Do You Need a Generator?
The vast majority of the time, you may not need a backup source of power, but it’s important to consider what’s at stake should your power go out. For almost everyone, there is the risk of food spoiling, but that alone might not be reason enough to invest in a whole house generator. If you run a home-based business, on the other hand, one that requires WIFI to function, that might be enough incentive to install a backup generator. If your area is prone to power outages during winter storms, you might want a generator to keep your house comfortable during periods of extreme cold and to prevent pipes from freezing
What Kind of Generator Should You Get?
If you’re in the market for a generator, there are a few different options available to you. Your needs will determine which works best for you.

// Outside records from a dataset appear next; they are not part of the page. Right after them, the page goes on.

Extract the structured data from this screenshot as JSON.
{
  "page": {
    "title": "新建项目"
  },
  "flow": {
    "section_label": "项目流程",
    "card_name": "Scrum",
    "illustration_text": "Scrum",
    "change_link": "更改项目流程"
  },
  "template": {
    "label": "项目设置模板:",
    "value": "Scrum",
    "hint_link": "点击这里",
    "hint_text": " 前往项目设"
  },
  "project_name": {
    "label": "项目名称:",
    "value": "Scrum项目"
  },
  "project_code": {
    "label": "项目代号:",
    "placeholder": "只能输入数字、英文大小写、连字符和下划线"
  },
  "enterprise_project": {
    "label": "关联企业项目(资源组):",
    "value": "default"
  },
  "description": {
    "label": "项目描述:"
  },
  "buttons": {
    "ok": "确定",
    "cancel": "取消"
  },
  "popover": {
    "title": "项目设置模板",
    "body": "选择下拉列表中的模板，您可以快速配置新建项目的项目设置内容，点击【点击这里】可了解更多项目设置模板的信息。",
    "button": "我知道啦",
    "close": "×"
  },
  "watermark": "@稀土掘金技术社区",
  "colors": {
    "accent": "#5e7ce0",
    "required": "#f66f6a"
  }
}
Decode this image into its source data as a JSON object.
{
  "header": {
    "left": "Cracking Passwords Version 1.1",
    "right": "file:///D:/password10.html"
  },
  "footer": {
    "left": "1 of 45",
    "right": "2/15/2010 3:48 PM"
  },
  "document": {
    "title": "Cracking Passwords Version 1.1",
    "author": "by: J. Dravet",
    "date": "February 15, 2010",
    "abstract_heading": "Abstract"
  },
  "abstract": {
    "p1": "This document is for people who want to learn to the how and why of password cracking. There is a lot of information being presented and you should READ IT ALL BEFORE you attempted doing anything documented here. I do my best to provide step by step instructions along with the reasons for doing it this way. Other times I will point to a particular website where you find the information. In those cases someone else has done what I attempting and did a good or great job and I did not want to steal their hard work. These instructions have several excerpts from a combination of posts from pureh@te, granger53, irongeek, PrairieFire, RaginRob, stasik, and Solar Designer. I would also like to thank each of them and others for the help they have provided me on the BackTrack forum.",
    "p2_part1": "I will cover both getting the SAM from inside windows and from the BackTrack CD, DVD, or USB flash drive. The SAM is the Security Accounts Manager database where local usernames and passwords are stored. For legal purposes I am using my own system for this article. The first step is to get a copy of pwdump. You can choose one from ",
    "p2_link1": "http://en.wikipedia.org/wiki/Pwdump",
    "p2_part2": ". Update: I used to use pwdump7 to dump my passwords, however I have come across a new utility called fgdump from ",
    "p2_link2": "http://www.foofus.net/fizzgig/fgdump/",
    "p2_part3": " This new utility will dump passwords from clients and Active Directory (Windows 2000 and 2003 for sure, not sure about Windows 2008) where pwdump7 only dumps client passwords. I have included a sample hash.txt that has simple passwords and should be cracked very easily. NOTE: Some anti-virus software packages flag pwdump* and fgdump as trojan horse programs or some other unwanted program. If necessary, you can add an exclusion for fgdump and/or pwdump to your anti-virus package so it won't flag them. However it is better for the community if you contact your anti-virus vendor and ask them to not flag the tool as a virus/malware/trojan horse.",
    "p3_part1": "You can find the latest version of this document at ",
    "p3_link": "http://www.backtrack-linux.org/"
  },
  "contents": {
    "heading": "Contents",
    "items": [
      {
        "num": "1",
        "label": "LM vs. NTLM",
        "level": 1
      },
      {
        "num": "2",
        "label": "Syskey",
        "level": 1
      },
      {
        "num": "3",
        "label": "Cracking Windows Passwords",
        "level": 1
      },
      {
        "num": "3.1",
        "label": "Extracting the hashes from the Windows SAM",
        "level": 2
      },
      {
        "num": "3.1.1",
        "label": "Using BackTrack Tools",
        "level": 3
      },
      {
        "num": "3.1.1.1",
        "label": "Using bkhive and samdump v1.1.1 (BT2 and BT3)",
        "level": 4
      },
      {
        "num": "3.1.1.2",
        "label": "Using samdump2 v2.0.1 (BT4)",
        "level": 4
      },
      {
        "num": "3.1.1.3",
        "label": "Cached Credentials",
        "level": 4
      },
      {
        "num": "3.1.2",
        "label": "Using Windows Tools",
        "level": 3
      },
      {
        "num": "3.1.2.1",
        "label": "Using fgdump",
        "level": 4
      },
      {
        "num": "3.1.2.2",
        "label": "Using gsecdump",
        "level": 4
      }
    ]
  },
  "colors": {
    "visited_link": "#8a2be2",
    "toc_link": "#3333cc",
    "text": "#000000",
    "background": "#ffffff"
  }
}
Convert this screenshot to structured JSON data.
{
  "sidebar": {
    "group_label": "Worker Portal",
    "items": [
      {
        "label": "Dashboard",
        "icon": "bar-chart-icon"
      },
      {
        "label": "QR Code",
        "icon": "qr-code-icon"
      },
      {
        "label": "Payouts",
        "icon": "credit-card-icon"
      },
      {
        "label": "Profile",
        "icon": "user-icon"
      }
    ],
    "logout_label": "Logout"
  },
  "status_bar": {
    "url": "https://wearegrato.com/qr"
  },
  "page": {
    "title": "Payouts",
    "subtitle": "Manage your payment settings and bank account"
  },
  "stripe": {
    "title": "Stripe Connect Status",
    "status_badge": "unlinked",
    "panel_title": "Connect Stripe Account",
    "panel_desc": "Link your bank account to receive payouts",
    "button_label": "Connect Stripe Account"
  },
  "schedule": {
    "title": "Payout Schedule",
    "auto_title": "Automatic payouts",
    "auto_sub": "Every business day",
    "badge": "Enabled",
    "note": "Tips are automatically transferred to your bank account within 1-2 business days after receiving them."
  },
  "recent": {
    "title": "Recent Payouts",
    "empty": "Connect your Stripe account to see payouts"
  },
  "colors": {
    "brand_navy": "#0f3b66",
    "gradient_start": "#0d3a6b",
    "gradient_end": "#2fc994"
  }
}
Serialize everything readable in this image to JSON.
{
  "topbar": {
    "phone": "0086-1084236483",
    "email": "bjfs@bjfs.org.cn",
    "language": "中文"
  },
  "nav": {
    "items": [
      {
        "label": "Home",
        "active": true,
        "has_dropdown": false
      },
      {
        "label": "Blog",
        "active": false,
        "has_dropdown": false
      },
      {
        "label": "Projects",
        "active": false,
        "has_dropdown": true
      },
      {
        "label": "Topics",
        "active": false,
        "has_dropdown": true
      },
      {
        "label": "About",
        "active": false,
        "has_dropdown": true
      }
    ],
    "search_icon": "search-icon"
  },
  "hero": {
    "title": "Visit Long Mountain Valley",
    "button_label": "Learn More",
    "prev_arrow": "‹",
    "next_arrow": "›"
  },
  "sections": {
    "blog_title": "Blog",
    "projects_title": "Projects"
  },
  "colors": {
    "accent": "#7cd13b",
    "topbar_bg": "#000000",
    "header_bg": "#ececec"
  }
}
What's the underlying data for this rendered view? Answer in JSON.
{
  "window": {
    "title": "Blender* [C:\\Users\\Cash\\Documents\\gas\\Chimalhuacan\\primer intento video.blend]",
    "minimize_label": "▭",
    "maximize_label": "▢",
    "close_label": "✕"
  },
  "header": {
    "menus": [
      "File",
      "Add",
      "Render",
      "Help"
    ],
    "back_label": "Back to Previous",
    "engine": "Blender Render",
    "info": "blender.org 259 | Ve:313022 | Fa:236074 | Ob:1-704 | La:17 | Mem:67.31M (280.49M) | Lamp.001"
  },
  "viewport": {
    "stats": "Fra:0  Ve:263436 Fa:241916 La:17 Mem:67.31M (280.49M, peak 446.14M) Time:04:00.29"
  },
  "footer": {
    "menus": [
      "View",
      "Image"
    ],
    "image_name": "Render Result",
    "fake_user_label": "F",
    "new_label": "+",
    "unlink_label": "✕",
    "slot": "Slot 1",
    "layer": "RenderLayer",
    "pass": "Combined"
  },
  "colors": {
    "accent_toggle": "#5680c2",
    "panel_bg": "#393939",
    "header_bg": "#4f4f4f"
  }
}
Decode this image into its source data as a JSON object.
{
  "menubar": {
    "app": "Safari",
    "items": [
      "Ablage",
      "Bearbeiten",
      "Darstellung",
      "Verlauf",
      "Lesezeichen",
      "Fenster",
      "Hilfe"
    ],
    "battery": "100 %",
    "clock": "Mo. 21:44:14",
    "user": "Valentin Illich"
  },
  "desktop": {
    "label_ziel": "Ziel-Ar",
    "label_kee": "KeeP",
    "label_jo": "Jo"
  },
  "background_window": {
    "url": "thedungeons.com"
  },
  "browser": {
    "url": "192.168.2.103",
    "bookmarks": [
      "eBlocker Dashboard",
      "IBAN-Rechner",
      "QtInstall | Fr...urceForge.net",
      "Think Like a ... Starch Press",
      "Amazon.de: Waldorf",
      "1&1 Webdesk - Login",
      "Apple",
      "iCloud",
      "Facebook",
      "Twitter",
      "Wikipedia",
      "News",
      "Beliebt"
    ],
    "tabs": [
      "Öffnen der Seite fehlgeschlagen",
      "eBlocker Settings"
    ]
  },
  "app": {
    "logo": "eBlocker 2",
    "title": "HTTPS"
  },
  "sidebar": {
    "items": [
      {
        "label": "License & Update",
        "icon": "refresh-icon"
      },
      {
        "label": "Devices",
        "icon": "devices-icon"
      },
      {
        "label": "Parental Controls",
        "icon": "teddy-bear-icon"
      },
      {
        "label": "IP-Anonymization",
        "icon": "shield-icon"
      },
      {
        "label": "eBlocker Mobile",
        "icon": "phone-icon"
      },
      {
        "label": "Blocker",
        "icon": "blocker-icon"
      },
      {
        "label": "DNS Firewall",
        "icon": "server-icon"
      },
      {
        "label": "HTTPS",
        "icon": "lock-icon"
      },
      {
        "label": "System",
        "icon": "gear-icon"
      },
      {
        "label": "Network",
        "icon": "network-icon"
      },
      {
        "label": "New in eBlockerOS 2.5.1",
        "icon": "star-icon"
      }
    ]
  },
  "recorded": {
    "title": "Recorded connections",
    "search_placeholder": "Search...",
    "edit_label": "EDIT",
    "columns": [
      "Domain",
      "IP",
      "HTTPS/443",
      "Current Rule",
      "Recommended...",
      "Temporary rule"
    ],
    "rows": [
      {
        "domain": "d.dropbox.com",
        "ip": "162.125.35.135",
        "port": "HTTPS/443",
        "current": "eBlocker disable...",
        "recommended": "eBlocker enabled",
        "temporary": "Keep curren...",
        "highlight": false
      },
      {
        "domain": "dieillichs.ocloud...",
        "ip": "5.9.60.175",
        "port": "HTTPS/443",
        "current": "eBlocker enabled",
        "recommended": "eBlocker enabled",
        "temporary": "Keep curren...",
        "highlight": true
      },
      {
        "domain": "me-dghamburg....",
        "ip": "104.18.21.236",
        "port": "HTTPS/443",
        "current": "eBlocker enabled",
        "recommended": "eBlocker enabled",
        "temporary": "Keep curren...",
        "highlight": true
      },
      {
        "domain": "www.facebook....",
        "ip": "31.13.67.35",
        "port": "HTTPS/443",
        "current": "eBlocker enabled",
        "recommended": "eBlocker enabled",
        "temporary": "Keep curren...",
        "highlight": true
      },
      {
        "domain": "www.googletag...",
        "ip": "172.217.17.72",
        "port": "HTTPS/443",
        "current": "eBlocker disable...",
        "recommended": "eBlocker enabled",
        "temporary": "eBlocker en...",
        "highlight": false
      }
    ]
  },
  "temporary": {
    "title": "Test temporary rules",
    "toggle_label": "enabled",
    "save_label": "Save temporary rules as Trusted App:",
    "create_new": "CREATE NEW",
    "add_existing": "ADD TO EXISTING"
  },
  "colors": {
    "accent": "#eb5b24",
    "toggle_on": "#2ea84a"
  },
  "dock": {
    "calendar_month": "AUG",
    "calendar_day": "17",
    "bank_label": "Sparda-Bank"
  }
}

- Portable generator: Portable generators are the smallest, so they won’t run much more than a few essentials, but they are the cheapest to buy and operate, and you can use them wherever power is needed.
- Standby generator: A standby generator is part of a permanent addition to your home’s power systems, and will turn on automatically when the power goes out. However, it still isn’t powerful enough to run an entire household for long periods of time. It can be used to power critical items such as your air conditioner, furnace, sump pump refrigerator and some lighting.
- Whole house generator: If you want enough power to run all of the important stuff without having to pick and choose, you need a whole house generator. These powerful systems are also permanent additions and will automatically pick up where city power leaves off in case of an outage. They offer peace of mind knowing that you’ll be able to carry on with your life as usual during the power outage.
How It Works
When you choose a standby or whole house generator, you’re making a permanent addition to your home’s power systems. These systems use a built-in transfer switch to transfer your home to generator power once the city power goes out. The generator automatically turns on and runs until the power comes back on, in which case the generator turns off and your home starts drawing power from the utility company again. If you go with a standby generator, your power allowance will be more limited and you’ll have to choose which things are a necessity, but true to its name, a whole house generator should provide enough power to run your entire household for several days.
Deciding What Is Best for Your Household
Choosing which type of backup power system is best for you might not be easy. The ones that provide the least power are also the least expensive, which forces you to weigh need against affordability. If you have further questions about generators and which system would be best for you, contact Maeser today. Our experienced technicians will help you assess your power needs and provide guidance in choosing the most appropriate system for your situation.